State Representative Louis Lankford, age 63, died November 19, 1940 at the Veteran’s Hospital in Muskogee, Oklahoma and is buried at Stewart. He was elected representative to the Texas Legislature from Hunt and Rains County representing the 40th District. He served with distinction in the 45th Legislation (1937) under Texas Governor James V. Allred. He was also a private in the 40th U.S. Volunteer Infantry, serving in the Spanish-American War.
In the late 1930s and early 1940s, many of the old timers of the community were dying. Several of the older graves in the cemetery were marked with rocks, bois d’arc posts, stones, etc. After an association meeting in the early 1940s, Jess Alexander, a friend of the community, volunteered to make concrete markers for the known but unmarked graves. These would provide permanent markers for graves. Jess, James Marriott, John Massey, and others placed these markers on the graves. These graves were known to the generation that put the markers up. If he had not done this act of kindness, many of the graves in Stewart Cemetery would be unmarked today. These markers are still present after over 50 years of the changing weather climate of east Texas.

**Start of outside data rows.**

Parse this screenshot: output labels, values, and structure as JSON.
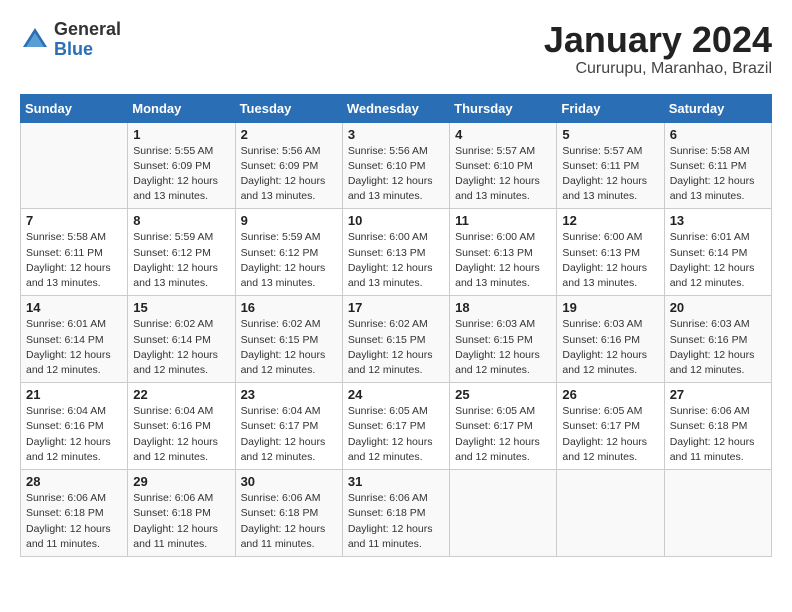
{
  "header": {
    "logo_general": "General",
    "logo_blue": "Blue",
    "month_title": "January 2024",
    "location": "Cururupu, Maranhao, Brazil"
  },
  "days_of_week": [
    "Sunday",
    "Monday",
    "Tuesday",
    "Wednesday",
    "Thursday",
    "Friday",
    "Saturday"
  ],
  "weeks": [
    [
      {
        "day": "",
        "info": ""
      },
      {
        "day": "1",
        "info": "Sunrise: 5:55 AM\nSunset: 6:09 PM\nDaylight: 12 hours\nand 13 minutes."
      },
      {
        "day": "2",
        "info": "Sunrise: 5:56 AM\nSunset: 6:09 PM\nDaylight: 12 hours\nand 13 minutes."
      },
      {
        "day": "3",
        "info": "Sunrise: 5:56 AM\nSunset: 6:10 PM\nDaylight: 12 hours\nand 13 minutes."
      },
      {
        "day": "4",
        "info": "Sunrise: 5:57 AM\nSunset: 6:10 PM\nDaylight: 12 hours\nand 13 minutes."
      },
      {
        "day": "5",
        "info": "Sunrise: 5:57 AM\nSunset: 6:11 PM\nDaylight: 12 hours\nand 13 minutes."
      },
      {
        "day": "6",
        "info": "Sunrise: 5:58 AM\nSunset: 6:11 PM\nDaylight: 12 hours\nand 13 minutes."
      }
    ],
    [
      {
        "day": "7",
        "info": "Sunrise: 5:58 AM\nSunset: 6:11 PM\nDaylight: 12 hours\nand 13 minutes."
      },
      {
        "day": "8",
        "info": "Sunrise: 5:59 AM\nSunset: 6:12 PM\nDaylight: 12 hours\nand 13 minutes."
      },
      {
        "day": "9",
        "info": "Sunrise: 5:59 AM\nSunset: 6:12 PM\nDaylight: 12 hours\nand 13 minutes."
      },
      {
        "day": "10",
        "info": "Sunrise: 6:00 AM\nSunset: 6:13 PM\nDaylight: 12 hours\nand 13 minutes."
      },
      {
        "day": "11",
        "info": "Sunrise: 6:00 AM\nSunset: 6:13 PM\nDaylight: 12 hours\nand 13 minutes."
      },
      {
        "day": "12",
        "info": "Sunrise: 6:00 AM\nSunset: 6:13 PM\nDaylight: 12 hours\nand 13 minutes."
      },
      {
        "day": "13",
        "info": "Sunrise: 6:01 AM\nSunset: 6:14 PM\nDaylight: 12 hours\nand 12 minutes."
      }
    ],
    [
      {
        "day": "14",
        "info": "Sunrise: 6:01 AM\nSunset: 6:14 PM\nDaylight: 12 hours\nand 12 minutes."
      },
      {
        "day": "15",
        "info": "Sunrise: 6:02 AM\nSunset: 6:14 PM\nDaylight: 12 hours\nand 12 minutes."
      },
      {
        "day": "16",
        "info": "Sunrise: 6:02 AM\nSunset: 6:15 PM\nDaylight: 12 hours\nand 12 minutes."
      },
      {
        "day": "17",
        "info": "Sunrise: 6:02 AM\nSunset: 6:15 PM\nDaylight: 12 hours\nand 12 minutes."
      },
      {
        "day": "18",
        "info": "Sunrise: 6:03 AM\nSunset: 6:15 PM\nDaylight: 12 hours\nand 12 minutes."
      },
      {
        "day": "19",
        "info": "Sunrise: 6:03 AM\nSunset: 6:16 PM\nDaylight: 12 hours\nand 12 minutes."
      },
      {
        "day": "20",
        "info": "Sunrise: 6:03 AM\nSunset: 6:16 PM\nDaylight: 12 hours\nand 12 minutes."
      }
    ],
    [
      {
        "day": "21",
        "info": "Sunrise: 6:04 AM\nSunset: 6:16 PM\nDaylight: 12 hours\nand 12 minutes."
      },
      {
        "day": "22",
        "info": "Sunrise: 6:04 AM\nSunset: 6:16 PM\nDaylight: 12 hours\nand 12 minutes."
      },
      {
        "day": "23",
        "info": "Sunrise: 6:04 AM\nSunset: 6:17 PM\nDaylight: 12 hours\nand 12 minutes."
      },
      {
        "day": "24",
        "info": "Sunrise: 6:05 AM\nSunset: 6:17 PM\nDaylight: 12 hours\nand 12 minutes."
      },
      {
        "day": "25",
        "info": "Sunrise: 6:05 AM\nSunset: 6:17 PM\nDaylight: 12 hours\nand 12 minutes."
      },
      {
        "day": "26",
        "info": "Sunrise: 6:05 AM\nSunset: 6:17 PM\nDaylight: 12 hours\nand 12 minutes."
      },
      {
        "day": "27",
        "info": "Sunrise: 6:06 AM\nSunset: 6:18 PM\nDaylight: 12 hours\nand 11 minutes."
      }
    ],
    [
      {
        "day": "28",
        "info": "Sunrise: 6:06 AM\nSunset: 6:18 PM\nDaylight: 12 hours\nand 11 minutes."
      },
      {
        "day": "29",
        "info": "Sunrise: 6:06 AM\nSunset: 6:18 PM\nDaylight: 12 hours\nand 11 minutes."
      },
      {
        "day": "30",
        "info": "Sunrise: 6:06 AM\nSunset: 6:18 PM\nDaylight: 12 hours\nand 11 minutes."
      },
      {
        "day": "31",
        "info": "Sunrise: 6:06 AM\nSunset: 6:18 PM\nDaylight: 12 hours\nand 11 minutes."
      },
      {
        "day": "",
        "info": ""
      },
      {
        "day": "",
        "info": ""
      },
      {
        "day": "",
        "info": ""
      }
    ]
  ]
}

Though the Stewart Cemetery is still active, many of the current “old-timers” from this area have opted to be buried in city cemeteries such as Commerce, Cumby, and even Brigham Cemetery. They fear the cemetery, which is owned by an association and located in a rural area of the county, will fall in disrepair and will be forgotten about when their generation is gone from this earth. Other cemeteries have and they feel this one will too. Burials in the cemetery, which is free, are becoming fewer and fewer apart.
Many of the pioneers of this area left their name in history such as: Stewart Cemetery, Maloy Road (which is FM 1568), Harlow Road (leading from south of Commerce to this area), Smith Prairie, and Cowan Street in Commerce. Commerce, Texas is approximately 3 miles north of the cemetery.
The Stewart Cemetery was declared by the Texas Historical Commission in August 1998 to be a Texas Historic Cemetery. Therefore, it is with distinct honor and privilege that I request a Texas Historical Marker for Stewart Cemetery, Hunt County, Texas. The marker would remind individuals visiting the area of the historical significance of the people buried in this cemetery. This marker would serve as a memorial for “real Texans” of Texas.
Michael R. Massey, 3005 Washington Street, Commerce, Texas 75428. Home phone (903) 886-3729 or email firstname.lastname@example.org.
Submitted by Martey Massey